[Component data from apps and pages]
━━━━━━━━━━

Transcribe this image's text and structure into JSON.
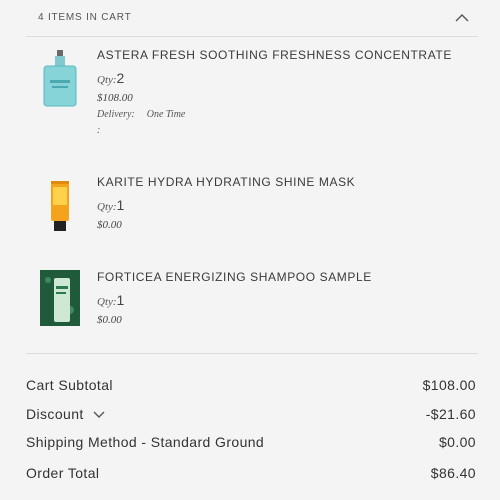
{
  "cart": {
    "header": "4 ITEMS IN CART",
    "items": [
      {
        "name": "ASTERA FRESH SOOTHING FRESHNESS CONCENTRATE",
        "qty_label": "Qty:",
        "qty": "2",
        "price": "$108.00",
        "delivery_label": "Delivery:",
        "delivery_value": "One Time",
        "extra": ":"
      },
      {
        "name": "KARITE HYDRA HYDRATING SHINE MASK",
        "qty_label": "Qty:",
        "qty": "1",
        "price": "$0.00"
      },
      {
        "name": "FORTICEA ENERGIZING SHAMPOO SAMPLE",
        "qty_label": "Qty:",
        "qty": "1",
        "price": "$0.00"
      }
    ]
  },
  "summary": {
    "subtotal_label": "Cart Subtotal",
    "subtotal_value": "$108.00",
    "discount_label": "Discount",
    "discount_value": "-$21.60",
    "shipping_label": "Shipping Method - Standard Ground",
    "shipping_value": "$0.00",
    "total_label": "Order Total",
    "total_value": "$86.40"
  },
  "icons": {
    "collapse": "chevron-up-icon",
    "discount_toggle": "chevron-down-icon"
  },
  "colors": {
    "background": "#f4f4f4",
    "text": "#333333",
    "divider": "#dcdcdc"
  }
}
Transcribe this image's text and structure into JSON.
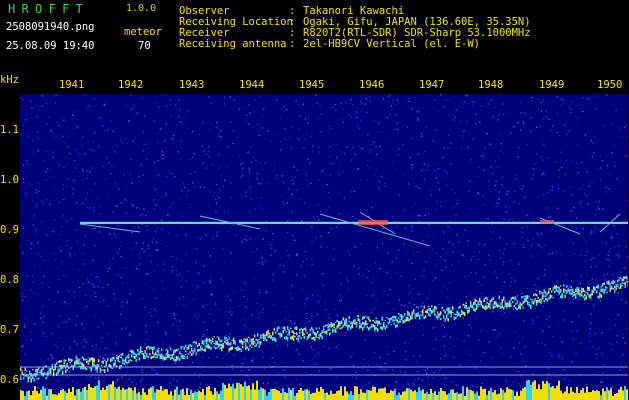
{
  "app": {
    "name": "HROFFT",
    "version": "1.0.0"
  },
  "file": {
    "name": "2508091940.png",
    "datetime": "25.08.09 19:40"
  },
  "meteor": {
    "label": "meteor",
    "count": "70"
  },
  "info": [
    {
      "label": "Observer",
      "value": "Takanori Kawachi"
    },
    {
      "label": "Receiving Location",
      "value": "Ogaki, Gifu, JAPAN (136.60E, 35.35N)"
    },
    {
      "label": "Receiver",
      "value": "R820T2(RTL-SDR) SDR-Sharp 53.1000MHz"
    },
    {
      "label": "Receiving antenna",
      "value": "2el-HB9CV Vertical (el. E-W)"
    }
  ],
  "axis": {
    "freq_unit": "kHz",
    "freq_labels": [
      "1.1",
      "1.0",
      "0.9",
      "0.8",
      "0.7",
      "0.6"
    ],
    "time_labels": [
      "1941",
      "1942",
      "1943",
      "1944",
      "1945",
      "1946",
      "1947",
      "1948",
      "1949",
      "1950"
    ]
  },
  "colors": {
    "green": "#39d24a",
    "yellow": "#f0e000",
    "white": "#ffffff",
    "background": "#000000",
    "noise": "#000078"
  }
}
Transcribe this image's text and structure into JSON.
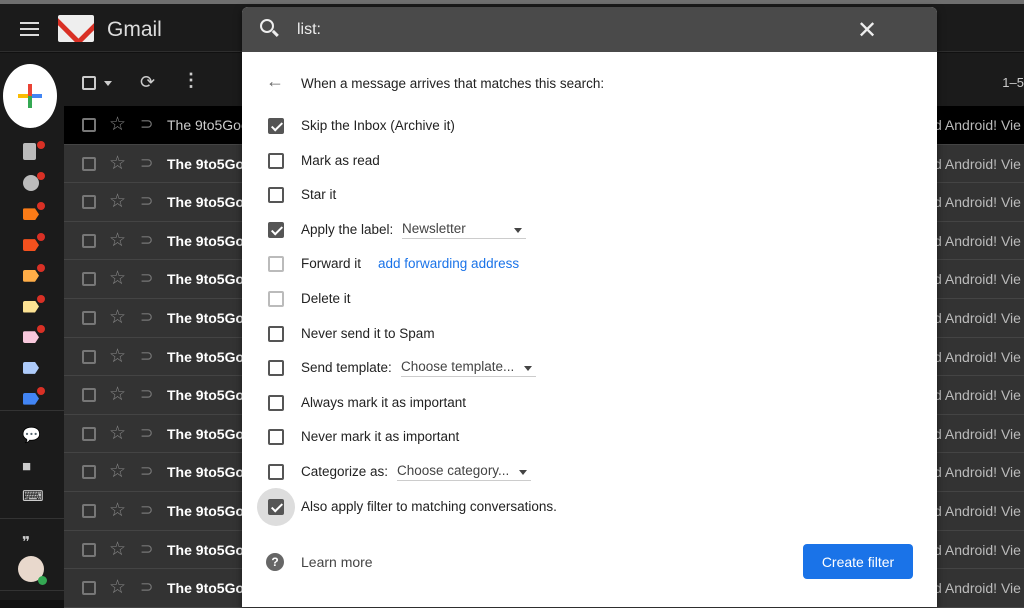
{
  "app": {
    "name": "Gmail"
  },
  "toolbar": {
    "pager": "1–5"
  },
  "rail": {
    "icons": [
      {
        "name": "drafts-icon",
        "color": "#bbbbbb",
        "dot": true
      },
      {
        "name": "spam-icon",
        "color": "#bbbbbb",
        "dot": true
      },
      {
        "name": "label-icon",
        "color": "#fa7b17",
        "dot": true
      },
      {
        "name": "label-icon",
        "color": "#f4511e",
        "dot": true
      },
      {
        "name": "label-icon",
        "color": "#ffad47",
        "dot": true
      },
      {
        "name": "label-icon",
        "color": "#fde293",
        "dot": true
      },
      {
        "name": "label-icon",
        "color": "#f8c8dc",
        "dot": true
      },
      {
        "name": "label-icon",
        "color": "#aecbfa",
        "dot": false
      },
      {
        "name": "label-icon",
        "color": "#4285f4",
        "dot": true
      }
    ]
  },
  "emails": [
    {
      "sender": "The 9to5Goo",
      "snippet": "d Android! Vie",
      "read": true
    },
    {
      "sender": "The 9to5Goo",
      "snippet": "d Android! Vie",
      "read": false
    },
    {
      "sender": "The 9to5Goo",
      "snippet": "d Android! Vie",
      "read": false
    },
    {
      "sender": "The 9to5Goo",
      "snippet": "d Android! Vie",
      "read": false
    },
    {
      "sender": "The 9to5Goo",
      "snippet": "d Android! Vie",
      "read": false
    },
    {
      "sender": "The 9to5Goo",
      "snippet": "d Android! Vie",
      "read": false
    },
    {
      "sender": "The 9to5Goo",
      "snippet": "d Android! Vie",
      "read": false
    },
    {
      "sender": "The 9to5Goo",
      "snippet": "d Android! Vie",
      "read": false
    },
    {
      "sender": "The 9to5Goo",
      "snippet": "d Android! Vie",
      "read": false
    },
    {
      "sender": "The 9to5Goo",
      "snippet": "d Android! Vie",
      "read": false
    },
    {
      "sender": "The 9to5Goo",
      "snippet": "d Android! Vie",
      "read": false
    },
    {
      "sender": "The 9to5Goo",
      "snippet": "d Android! Vie",
      "read": false
    },
    {
      "sender": "The 9to5Goo",
      "snippet": "d Android! Vie",
      "read": false
    }
  ],
  "dialog": {
    "query": "list:",
    "close": "✕",
    "intro": "When a message arrives that matches this search:",
    "options": [
      {
        "label": "Skip the Inbox (Archive it)",
        "checked": true
      },
      {
        "label": "Mark as read",
        "checked": false
      },
      {
        "label": "Star it",
        "checked": false
      },
      {
        "label": "Apply the label:",
        "checked": true,
        "select": "Newsletter"
      },
      {
        "label": "Forward it",
        "checked": false,
        "disabled": true,
        "link": "add forwarding address"
      },
      {
        "label": "Delete it",
        "checked": false,
        "disabled": true
      },
      {
        "label": "Never send it to Spam",
        "checked": false
      },
      {
        "label": "Send template:",
        "checked": false,
        "select": "Choose template..."
      },
      {
        "label": "Always mark it as important",
        "checked": false
      },
      {
        "label": "Never mark it as important",
        "checked": false
      },
      {
        "label": "Categorize as:",
        "checked": false,
        "select": "Choose category..."
      },
      {
        "label": "Also apply filter to matching conversations.",
        "checked": true,
        "focused": true
      }
    ],
    "learn_more": "Learn more",
    "create_filter": "Create filter",
    "accent": "#1a73e8"
  }
}
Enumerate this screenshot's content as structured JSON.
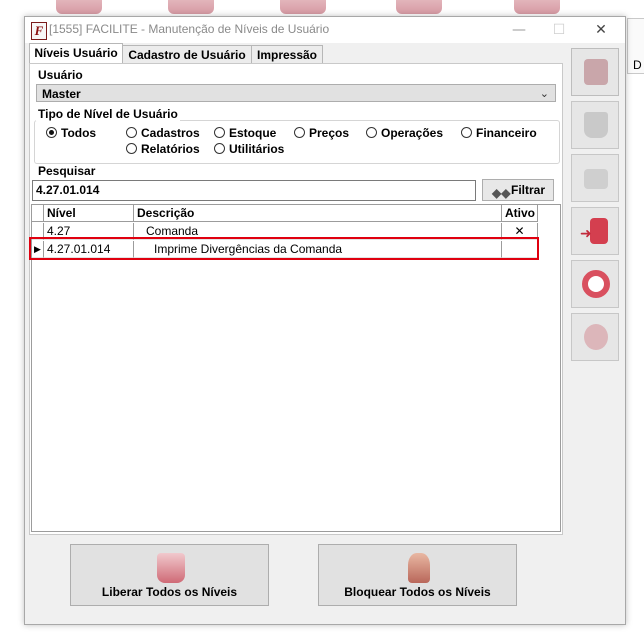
{
  "window": {
    "title": "[1555] FACILITE - Manutenção de Níveis de Usuário",
    "app_icon_letter": "F",
    "minimize": "—",
    "maximize": "☐",
    "close": "✕"
  },
  "tabs": [
    {
      "label": "Níveis Usuário",
      "active": true
    },
    {
      "label": "Cadastro de Usuário",
      "active": false
    },
    {
      "label": "Impressão",
      "active": false
    }
  ],
  "usuario": {
    "label": "Usuário",
    "value": "Master"
  },
  "tipo_nivel": {
    "label": "Tipo de Nível de Usuário",
    "options": [
      {
        "label": "Todos",
        "selected": true
      },
      {
        "label": "Cadastros",
        "selected": false
      },
      {
        "label": "Estoque",
        "selected": false
      },
      {
        "label": "Preços",
        "selected": false
      },
      {
        "label": "Operações",
        "selected": false
      },
      {
        "label": "Financeiro",
        "selected": false
      },
      {
        "label": "Relatórios",
        "selected": false
      },
      {
        "label": "Utilitários",
        "selected": false
      }
    ]
  },
  "pesquisar": {
    "label": "Pesquisar",
    "value": "4.27.01.014",
    "button": "Filtrar"
  },
  "grid": {
    "columns": [
      "Nível",
      "Descrição",
      "Ativo"
    ],
    "rows": [
      {
        "nivel": "4.27",
        "descricao": "Comanda",
        "ativo": "✕"
      },
      {
        "nivel": "4.27.01.014",
        "descricao": "Imprime Divergências da Comanda",
        "ativo": ""
      }
    ],
    "current_row_marker": "▶"
  },
  "buttons": {
    "liberar": "Liberar Todos os Níveis",
    "bloquear": "Bloquear Todos os Níveis"
  },
  "sidebar_icons": [
    "save-icon",
    "trash-icon",
    "printer-icon",
    "exit-door-icon",
    "lifebuoy-icon",
    "settings-icon"
  ],
  "background": {
    "side_letter": "D"
  },
  "colors": {
    "accent": "#c7505f",
    "highlight": "#e0000f"
  }
}
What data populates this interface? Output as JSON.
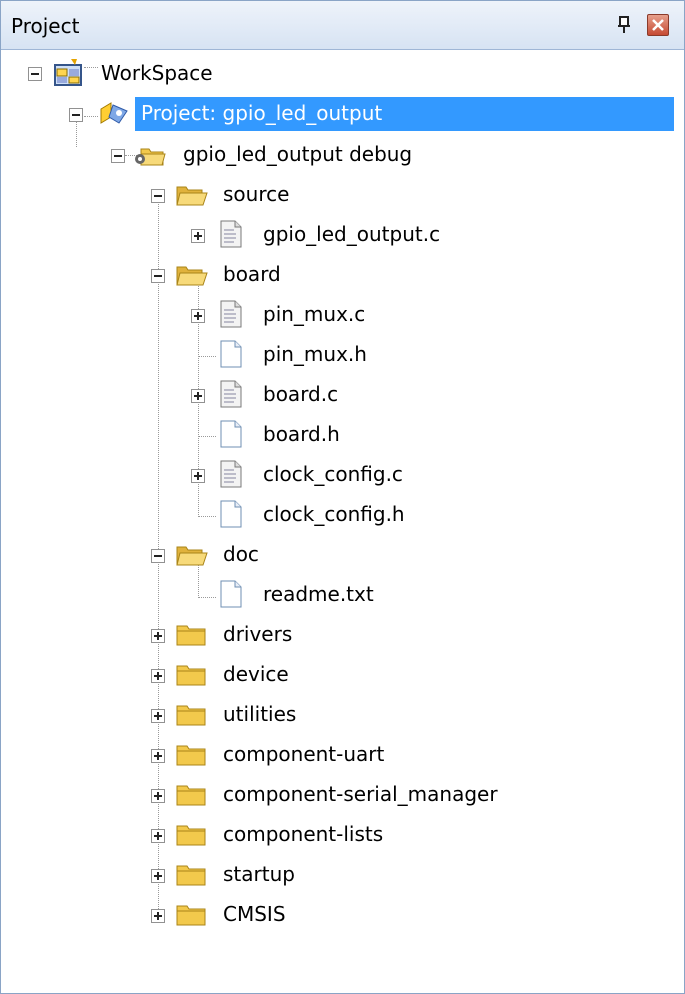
{
  "panel": {
    "title": "Project"
  },
  "tree": {
    "workspace": "WorkSpace",
    "project": "Project: gpio_led_output",
    "target": "gpio_led_output debug",
    "source": {
      "label": "source",
      "files": [
        "gpio_led_output.c"
      ]
    },
    "board": {
      "label": "board",
      "files": [
        "pin_mux.c",
        "pin_mux.h",
        "board.c",
        "board.h",
        "clock_config.c",
        "clock_config.h"
      ]
    },
    "doc": {
      "label": "doc",
      "files": [
        "readme.txt"
      ]
    },
    "folders": [
      "drivers",
      "device",
      "utilities",
      "component-uart",
      "component-serial_manager",
      "component-lists",
      "startup",
      "CMSIS"
    ]
  },
  "colors": {
    "selection": "#3399ff",
    "folder": "#f2c94c"
  }
}
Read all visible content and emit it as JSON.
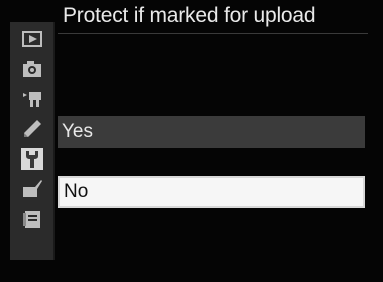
{
  "menu": {
    "title": "Protect if marked for upload"
  },
  "options": [
    {
      "label": "Yes",
      "selected": false
    },
    {
      "label": "No",
      "selected": true
    }
  ],
  "rail": {
    "icons": [
      "playback-menu-icon",
      "shooting-menu-icon",
      "movie-menu-icon",
      "custom-settings-pencil-icon",
      "setup-wrench-icon",
      "retouch-brush-icon",
      "my-menu-icon"
    ],
    "active_index": 4
  },
  "colors": {
    "highlight": "#f6f6f6",
    "option_bg": "#3b3b3b",
    "rail_bg": "#2b2b2b"
  }
}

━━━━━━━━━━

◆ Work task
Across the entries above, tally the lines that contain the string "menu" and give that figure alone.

◆ Response
5